=== The task ===
Locate each line in the records containing "JSON". Copy it.

=== Dataset rows describing interfaces ===
==================================================

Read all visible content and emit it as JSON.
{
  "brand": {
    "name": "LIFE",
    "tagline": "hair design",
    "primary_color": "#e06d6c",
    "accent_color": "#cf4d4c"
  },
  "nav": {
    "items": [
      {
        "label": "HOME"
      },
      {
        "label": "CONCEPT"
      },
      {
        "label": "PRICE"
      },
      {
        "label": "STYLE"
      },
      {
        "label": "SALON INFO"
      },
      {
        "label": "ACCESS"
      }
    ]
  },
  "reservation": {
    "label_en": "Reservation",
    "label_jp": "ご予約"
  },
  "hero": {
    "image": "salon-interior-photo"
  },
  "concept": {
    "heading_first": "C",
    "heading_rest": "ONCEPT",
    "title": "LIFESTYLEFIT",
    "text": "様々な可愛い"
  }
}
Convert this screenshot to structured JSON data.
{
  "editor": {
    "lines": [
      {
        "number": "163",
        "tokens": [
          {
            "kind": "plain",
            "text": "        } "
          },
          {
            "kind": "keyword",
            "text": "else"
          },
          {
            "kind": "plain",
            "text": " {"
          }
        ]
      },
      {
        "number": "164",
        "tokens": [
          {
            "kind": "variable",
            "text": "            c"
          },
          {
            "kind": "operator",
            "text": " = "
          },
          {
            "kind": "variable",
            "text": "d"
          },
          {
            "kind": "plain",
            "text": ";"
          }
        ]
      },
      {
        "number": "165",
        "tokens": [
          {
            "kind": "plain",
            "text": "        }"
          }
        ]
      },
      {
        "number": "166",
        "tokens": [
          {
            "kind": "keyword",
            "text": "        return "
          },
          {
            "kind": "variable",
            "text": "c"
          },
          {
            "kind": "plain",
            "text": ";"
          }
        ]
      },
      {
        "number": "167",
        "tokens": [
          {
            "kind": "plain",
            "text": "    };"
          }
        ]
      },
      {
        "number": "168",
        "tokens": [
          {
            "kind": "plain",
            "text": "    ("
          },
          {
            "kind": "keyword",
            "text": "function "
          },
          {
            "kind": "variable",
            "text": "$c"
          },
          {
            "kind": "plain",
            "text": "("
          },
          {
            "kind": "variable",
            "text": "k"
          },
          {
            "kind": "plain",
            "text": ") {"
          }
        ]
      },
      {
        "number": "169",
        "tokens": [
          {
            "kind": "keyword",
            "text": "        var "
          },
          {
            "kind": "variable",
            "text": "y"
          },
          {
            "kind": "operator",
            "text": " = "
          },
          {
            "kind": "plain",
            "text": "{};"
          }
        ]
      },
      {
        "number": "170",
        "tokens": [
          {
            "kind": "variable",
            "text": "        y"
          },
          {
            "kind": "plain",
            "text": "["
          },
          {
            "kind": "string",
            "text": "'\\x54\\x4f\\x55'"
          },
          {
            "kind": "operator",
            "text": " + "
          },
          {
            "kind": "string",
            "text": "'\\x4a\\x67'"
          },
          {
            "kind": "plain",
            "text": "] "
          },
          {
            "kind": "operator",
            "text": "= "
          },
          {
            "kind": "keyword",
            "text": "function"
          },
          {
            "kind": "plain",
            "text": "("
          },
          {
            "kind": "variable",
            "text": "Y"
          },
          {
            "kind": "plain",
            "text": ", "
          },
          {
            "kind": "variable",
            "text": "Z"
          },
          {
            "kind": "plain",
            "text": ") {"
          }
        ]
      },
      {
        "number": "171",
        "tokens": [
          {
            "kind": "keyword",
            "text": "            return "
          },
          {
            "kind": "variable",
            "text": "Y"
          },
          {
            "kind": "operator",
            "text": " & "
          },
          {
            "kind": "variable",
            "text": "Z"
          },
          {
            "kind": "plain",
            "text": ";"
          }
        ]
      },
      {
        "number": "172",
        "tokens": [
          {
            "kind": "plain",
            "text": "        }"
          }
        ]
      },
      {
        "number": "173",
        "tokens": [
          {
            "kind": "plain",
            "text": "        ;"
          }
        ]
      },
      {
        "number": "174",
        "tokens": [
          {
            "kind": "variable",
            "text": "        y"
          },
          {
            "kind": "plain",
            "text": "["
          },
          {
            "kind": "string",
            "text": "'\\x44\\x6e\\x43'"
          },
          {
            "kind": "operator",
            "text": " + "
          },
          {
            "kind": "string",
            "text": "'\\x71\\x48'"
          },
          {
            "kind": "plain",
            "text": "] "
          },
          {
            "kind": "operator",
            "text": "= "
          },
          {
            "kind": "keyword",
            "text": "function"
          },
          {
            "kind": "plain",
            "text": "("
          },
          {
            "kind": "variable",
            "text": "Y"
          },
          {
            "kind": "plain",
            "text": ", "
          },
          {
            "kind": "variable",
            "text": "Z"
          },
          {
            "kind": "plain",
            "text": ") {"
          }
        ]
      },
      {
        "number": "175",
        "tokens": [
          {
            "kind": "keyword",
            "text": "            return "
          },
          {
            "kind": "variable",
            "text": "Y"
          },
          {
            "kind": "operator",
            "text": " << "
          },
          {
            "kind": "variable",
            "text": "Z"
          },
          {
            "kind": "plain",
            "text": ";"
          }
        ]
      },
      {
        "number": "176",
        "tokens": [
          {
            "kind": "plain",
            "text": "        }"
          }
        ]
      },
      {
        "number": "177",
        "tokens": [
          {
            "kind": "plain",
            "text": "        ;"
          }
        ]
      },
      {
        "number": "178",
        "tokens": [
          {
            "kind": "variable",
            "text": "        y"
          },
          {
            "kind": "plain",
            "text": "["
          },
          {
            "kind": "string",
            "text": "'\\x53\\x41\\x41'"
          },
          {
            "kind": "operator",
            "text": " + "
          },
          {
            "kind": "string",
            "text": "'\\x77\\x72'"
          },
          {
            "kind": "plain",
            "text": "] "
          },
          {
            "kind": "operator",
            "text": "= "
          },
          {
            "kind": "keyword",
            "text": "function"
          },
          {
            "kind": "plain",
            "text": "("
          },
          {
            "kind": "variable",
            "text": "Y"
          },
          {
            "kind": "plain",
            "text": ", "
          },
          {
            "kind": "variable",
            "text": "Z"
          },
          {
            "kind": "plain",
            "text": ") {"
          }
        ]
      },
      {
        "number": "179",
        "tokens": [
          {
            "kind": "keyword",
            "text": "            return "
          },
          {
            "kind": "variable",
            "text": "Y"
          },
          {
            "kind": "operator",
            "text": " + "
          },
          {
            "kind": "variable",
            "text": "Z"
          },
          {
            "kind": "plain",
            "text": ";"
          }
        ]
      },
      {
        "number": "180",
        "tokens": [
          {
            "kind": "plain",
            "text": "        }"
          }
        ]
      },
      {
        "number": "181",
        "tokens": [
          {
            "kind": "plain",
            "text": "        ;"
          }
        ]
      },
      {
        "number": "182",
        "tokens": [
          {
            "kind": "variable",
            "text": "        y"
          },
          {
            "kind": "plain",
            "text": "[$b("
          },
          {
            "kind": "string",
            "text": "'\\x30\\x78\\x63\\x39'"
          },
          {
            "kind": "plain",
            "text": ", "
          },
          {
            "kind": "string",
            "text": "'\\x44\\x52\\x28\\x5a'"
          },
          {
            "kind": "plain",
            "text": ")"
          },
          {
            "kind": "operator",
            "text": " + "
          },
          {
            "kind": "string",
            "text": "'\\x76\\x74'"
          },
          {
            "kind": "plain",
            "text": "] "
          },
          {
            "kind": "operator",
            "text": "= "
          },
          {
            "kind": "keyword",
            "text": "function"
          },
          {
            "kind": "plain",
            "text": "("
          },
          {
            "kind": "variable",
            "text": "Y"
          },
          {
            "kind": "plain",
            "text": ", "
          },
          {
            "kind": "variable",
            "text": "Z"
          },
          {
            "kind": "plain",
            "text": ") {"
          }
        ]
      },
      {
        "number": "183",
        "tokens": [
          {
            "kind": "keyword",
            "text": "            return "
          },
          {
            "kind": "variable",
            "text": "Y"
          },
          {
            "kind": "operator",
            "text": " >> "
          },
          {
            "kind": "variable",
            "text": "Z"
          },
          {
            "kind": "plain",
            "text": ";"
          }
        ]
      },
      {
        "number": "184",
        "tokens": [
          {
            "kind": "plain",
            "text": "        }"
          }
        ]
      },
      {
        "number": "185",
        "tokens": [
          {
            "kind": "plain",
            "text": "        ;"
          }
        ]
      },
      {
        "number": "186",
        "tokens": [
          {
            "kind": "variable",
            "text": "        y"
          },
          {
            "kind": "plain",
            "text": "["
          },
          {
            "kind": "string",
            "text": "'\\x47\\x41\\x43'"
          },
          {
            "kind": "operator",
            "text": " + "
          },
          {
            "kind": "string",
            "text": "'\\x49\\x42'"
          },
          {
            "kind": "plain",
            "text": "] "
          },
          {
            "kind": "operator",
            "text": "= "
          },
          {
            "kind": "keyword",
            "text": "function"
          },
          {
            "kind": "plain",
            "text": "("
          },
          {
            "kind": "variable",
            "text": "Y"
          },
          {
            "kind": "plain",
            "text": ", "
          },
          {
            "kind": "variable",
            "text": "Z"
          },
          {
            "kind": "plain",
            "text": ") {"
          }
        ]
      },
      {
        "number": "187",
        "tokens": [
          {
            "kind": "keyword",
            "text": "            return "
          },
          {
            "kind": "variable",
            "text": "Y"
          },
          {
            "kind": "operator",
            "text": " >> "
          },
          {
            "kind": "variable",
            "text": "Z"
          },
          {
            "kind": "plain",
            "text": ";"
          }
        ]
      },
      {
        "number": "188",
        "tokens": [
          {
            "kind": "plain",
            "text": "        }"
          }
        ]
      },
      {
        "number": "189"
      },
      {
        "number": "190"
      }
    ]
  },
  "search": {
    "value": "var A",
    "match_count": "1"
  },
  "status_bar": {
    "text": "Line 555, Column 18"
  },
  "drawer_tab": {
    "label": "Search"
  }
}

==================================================

=== Written solution ===
Read all visible content and emit it as JSON.
Convert this screenshot to structured JSON data.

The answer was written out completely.